* SUPPLIED DATA
---

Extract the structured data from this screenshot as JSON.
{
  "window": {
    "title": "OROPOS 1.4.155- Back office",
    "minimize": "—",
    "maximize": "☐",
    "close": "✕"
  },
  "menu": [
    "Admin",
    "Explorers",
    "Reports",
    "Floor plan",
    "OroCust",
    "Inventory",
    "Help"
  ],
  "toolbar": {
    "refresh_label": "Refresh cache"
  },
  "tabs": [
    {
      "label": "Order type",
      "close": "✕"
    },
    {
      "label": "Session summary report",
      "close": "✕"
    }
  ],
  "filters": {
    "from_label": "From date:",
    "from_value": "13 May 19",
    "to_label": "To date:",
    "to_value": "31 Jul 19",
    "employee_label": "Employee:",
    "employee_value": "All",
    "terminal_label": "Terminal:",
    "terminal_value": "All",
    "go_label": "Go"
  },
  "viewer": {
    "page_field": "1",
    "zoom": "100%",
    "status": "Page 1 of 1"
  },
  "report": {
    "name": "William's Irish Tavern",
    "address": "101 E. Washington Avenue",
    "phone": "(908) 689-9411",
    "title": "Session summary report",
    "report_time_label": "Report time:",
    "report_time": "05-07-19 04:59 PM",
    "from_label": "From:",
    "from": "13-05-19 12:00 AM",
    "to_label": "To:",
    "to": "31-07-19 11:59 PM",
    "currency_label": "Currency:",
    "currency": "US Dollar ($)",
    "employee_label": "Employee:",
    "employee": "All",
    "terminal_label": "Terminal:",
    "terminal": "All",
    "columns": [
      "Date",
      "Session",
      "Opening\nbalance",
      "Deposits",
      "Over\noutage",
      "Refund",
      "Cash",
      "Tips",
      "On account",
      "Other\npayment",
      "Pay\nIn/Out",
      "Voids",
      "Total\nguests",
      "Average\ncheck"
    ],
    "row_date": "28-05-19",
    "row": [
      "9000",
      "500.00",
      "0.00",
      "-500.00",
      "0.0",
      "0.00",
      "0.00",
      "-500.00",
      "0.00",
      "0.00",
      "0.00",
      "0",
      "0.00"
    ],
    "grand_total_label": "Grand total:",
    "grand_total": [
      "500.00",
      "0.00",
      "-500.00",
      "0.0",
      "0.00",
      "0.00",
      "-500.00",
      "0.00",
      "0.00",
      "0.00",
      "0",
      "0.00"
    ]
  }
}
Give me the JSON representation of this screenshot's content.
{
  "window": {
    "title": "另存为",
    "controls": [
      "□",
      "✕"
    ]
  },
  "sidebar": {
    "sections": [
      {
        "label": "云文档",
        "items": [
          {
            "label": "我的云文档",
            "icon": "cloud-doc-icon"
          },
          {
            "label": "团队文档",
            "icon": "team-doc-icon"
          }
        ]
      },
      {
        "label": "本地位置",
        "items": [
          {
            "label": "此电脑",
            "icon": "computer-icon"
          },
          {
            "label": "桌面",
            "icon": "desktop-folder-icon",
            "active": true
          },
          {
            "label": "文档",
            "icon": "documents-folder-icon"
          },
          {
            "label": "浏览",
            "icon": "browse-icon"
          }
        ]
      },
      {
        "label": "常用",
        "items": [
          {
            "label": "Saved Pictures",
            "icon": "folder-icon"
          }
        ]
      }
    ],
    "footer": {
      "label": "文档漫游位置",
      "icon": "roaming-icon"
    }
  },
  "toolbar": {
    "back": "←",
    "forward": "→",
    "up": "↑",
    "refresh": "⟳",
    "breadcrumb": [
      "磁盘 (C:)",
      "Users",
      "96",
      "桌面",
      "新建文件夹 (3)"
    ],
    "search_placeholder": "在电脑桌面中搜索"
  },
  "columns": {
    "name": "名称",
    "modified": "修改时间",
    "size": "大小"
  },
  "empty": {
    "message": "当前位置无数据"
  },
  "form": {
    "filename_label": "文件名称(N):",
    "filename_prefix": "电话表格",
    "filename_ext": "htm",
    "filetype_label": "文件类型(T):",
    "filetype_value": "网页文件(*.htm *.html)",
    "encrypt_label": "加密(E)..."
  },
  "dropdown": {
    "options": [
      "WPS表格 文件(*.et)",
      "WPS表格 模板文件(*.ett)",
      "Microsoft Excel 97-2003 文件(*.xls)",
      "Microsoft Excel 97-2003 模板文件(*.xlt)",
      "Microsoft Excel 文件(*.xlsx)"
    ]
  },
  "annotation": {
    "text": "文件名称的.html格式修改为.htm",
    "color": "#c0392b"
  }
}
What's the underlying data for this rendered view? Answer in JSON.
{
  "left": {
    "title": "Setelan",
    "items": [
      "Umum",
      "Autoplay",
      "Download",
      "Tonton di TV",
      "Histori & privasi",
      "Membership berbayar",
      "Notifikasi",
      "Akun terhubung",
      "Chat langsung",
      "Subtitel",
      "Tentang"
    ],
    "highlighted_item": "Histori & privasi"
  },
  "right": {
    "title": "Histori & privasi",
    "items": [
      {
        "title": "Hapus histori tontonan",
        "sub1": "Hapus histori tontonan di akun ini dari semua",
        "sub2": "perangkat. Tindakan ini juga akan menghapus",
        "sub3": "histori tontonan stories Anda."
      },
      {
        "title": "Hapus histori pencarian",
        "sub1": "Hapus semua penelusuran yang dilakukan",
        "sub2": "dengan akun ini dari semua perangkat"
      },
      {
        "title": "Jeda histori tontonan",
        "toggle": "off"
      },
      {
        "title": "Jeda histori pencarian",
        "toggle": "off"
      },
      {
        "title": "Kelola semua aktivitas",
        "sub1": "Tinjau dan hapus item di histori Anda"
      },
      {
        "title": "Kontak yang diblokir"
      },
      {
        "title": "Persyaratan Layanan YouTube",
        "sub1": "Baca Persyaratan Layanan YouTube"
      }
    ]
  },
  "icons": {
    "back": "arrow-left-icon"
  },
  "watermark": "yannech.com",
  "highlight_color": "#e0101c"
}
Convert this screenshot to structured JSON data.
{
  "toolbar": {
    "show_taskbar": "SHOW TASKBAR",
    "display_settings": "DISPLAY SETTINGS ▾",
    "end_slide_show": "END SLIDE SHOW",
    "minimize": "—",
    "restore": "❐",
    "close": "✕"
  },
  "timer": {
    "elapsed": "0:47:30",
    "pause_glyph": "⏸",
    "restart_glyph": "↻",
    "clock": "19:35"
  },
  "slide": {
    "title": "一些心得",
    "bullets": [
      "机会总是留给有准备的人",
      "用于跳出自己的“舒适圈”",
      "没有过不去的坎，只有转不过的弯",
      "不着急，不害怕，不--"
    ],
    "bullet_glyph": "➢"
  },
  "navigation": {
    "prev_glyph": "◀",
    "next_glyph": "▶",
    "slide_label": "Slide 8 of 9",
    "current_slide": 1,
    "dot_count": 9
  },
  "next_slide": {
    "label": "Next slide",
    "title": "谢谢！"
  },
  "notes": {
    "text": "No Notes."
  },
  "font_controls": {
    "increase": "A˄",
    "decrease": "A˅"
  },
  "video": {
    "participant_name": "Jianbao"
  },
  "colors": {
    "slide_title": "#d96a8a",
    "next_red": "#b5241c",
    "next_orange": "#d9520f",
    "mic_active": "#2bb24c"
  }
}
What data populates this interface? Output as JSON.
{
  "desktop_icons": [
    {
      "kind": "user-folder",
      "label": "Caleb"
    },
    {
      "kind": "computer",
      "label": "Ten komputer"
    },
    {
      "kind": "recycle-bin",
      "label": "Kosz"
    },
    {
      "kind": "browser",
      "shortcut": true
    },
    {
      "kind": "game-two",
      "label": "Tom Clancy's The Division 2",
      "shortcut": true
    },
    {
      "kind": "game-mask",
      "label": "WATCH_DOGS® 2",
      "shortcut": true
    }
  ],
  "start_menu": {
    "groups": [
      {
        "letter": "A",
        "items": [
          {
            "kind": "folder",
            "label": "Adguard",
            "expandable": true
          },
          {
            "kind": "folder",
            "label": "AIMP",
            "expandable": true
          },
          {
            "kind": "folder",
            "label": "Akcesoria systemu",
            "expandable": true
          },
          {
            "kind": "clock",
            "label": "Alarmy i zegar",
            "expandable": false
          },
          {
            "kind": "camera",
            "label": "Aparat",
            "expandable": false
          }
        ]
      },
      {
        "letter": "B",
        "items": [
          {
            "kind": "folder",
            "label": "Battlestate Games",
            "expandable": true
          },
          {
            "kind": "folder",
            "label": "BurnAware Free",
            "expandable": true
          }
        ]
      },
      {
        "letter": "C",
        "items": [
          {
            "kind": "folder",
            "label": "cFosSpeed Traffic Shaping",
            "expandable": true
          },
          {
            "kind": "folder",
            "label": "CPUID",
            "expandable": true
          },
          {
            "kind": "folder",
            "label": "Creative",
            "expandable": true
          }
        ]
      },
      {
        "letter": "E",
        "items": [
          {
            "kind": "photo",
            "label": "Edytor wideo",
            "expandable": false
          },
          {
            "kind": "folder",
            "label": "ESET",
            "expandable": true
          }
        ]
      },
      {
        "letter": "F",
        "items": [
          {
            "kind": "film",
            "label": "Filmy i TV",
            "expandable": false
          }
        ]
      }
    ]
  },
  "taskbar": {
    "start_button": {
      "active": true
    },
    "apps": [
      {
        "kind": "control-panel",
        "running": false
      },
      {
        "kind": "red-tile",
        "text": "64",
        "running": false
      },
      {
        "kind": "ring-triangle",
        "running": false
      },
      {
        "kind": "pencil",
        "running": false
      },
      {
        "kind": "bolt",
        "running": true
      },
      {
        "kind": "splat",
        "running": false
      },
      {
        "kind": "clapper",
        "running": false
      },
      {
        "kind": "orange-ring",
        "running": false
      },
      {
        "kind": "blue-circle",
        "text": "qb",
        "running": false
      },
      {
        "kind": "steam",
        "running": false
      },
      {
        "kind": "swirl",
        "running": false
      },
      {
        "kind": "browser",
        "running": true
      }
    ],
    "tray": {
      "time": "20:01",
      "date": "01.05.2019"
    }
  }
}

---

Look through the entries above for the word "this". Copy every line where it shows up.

Extract the structured data from this screenshot as JSON.
Give me the JSON representation of this screenshot's content.
What's the underlying data for this rendered view? Answer in JSON.
Convert this screenshot to structured JSON data.
What data populates this interface? Output as JSON.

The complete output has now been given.